Apart from the pictures, every line below needs to be reproduced verbatim.

Entries from a dataset of interfaces:
-=-=-=-=-

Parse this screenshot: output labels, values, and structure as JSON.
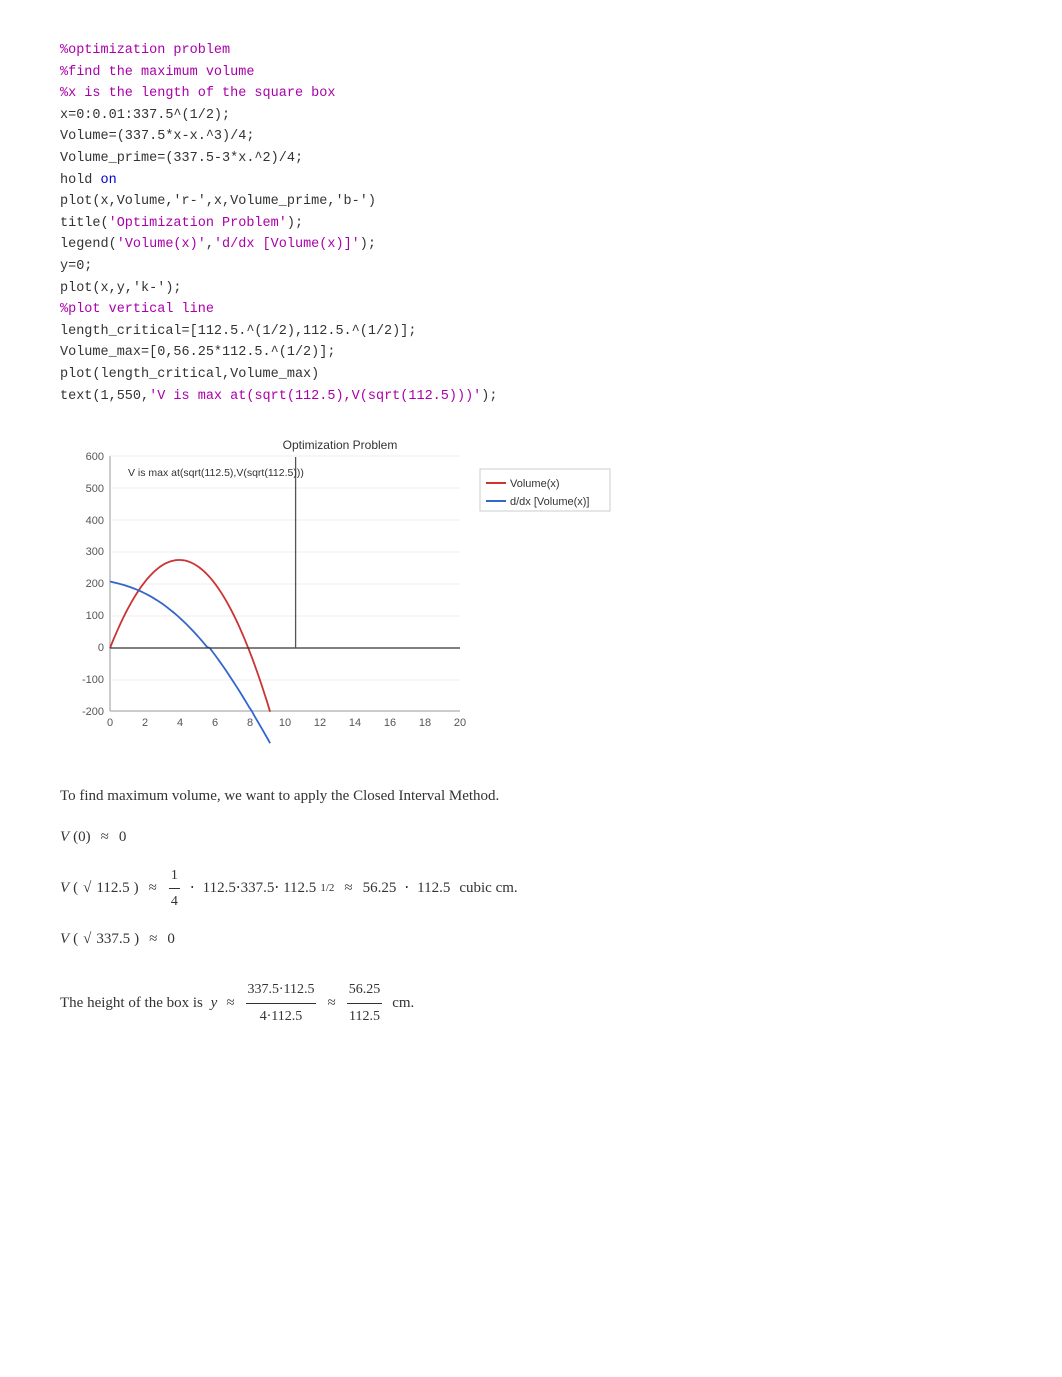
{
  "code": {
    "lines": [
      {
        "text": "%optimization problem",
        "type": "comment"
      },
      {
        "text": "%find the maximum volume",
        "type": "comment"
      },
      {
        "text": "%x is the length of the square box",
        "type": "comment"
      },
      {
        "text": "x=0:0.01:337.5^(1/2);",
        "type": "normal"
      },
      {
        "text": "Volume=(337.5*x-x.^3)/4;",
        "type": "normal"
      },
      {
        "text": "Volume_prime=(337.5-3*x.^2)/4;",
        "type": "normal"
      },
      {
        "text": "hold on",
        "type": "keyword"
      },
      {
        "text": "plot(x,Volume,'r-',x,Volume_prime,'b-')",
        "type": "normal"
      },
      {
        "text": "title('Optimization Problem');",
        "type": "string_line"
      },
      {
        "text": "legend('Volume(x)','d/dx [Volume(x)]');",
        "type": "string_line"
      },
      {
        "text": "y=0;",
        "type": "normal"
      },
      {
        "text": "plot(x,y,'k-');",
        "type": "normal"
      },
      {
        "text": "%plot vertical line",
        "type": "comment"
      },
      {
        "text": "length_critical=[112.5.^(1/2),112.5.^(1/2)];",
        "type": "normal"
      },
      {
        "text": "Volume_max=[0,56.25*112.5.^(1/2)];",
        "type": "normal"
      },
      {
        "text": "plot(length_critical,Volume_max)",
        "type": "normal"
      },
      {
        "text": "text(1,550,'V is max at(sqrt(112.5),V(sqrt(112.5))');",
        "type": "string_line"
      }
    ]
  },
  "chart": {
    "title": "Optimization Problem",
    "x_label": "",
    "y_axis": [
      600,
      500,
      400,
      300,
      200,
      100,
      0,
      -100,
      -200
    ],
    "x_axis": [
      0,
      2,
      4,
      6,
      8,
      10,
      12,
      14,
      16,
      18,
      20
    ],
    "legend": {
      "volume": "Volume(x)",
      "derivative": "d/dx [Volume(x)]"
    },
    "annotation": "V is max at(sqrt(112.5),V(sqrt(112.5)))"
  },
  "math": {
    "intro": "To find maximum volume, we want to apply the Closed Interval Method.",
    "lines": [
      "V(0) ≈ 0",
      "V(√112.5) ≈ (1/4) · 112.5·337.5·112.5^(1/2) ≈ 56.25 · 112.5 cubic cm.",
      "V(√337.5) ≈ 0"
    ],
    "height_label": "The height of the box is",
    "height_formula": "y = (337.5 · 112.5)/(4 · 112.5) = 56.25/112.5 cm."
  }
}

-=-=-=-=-

SOLUTION FOR THIS PROBLEM:
Parse this screenshot: output labels, values, and structure as JSON.
{
  "code": {
    "lines": [
      {
        "text": "%optimization problem",
        "type": "comment"
      },
      {
        "text": "%find the maximum volume",
        "type": "comment"
      },
      {
        "text": "%x is the length of the square box",
        "type": "comment"
      },
      {
        "text": "x=0:0.01:337.5^(1/2);",
        "type": "normal"
      },
      {
        "text": "Volume=(337.5*x-x.^3)/4;",
        "type": "normal"
      },
      {
        "text": "Volume_prime=(337.5-3*x.^2)/4;",
        "type": "normal"
      },
      {
        "text": "hold on",
        "type": "keyword"
      },
      {
        "text": "plot(x,Volume,'r-',x,Volume_prime,'b-')",
        "type": "normal"
      },
      {
        "text": "title('Optimization Problem');",
        "type": "string_line"
      },
      {
        "text": "legend('Volume(x)','d/dx [Volume(x)]');",
        "type": "string_line"
      },
      {
        "text": "y=0;",
        "type": "normal"
      },
      {
        "text": "plot(x,y,'k-');",
        "type": "normal"
      },
      {
        "text": "%plot vertical line",
        "type": "comment"
      },
      {
        "text": "length_critical=[112.5.^(1/2),112.5.^(1/2)];",
        "type": "normal"
      },
      {
        "text": "Volume_max=[0,56.25*112.5.^(1/2)];",
        "type": "normal"
      },
      {
        "text": "plot(length_critical,Volume_max)",
        "type": "normal"
      },
      {
        "text": "text(1,550,'V is max at(sqrt(112.5),V(sqrt(112.5))');",
        "type": "string_line"
      }
    ]
  },
  "chart": {
    "title": "Optimization Problem",
    "x_label": "",
    "y_axis": [
      600,
      500,
      400,
      300,
      200,
      100,
      0,
      -100,
      -200
    ],
    "x_axis": [
      0,
      2,
      4,
      6,
      8,
      10,
      12,
      14,
      16,
      18,
      20
    ],
    "legend": {
      "volume": "Volume(x)",
      "derivative": "d/dx [Volume(x)]"
    },
    "annotation": "V is max at(sqrt(112.5),V(sqrt(112.5)))"
  },
  "math": {
    "intro": "To find maximum volume, we want to apply the Closed Interval Method.",
    "lines": [
      "V(0) ≈ 0",
      "V(√112.5) ≈ (1/4) · 112.5·337.5·112.5^(1/2) ≈ 56.25 · 112.5 cubic cm.",
      "V(√337.5) ≈ 0"
    ],
    "height_label": "The height of the box is",
    "height_formula": "y = (337.5 · 112.5)/(4 · 112.5) = 56.25/112.5 cm."
  }
}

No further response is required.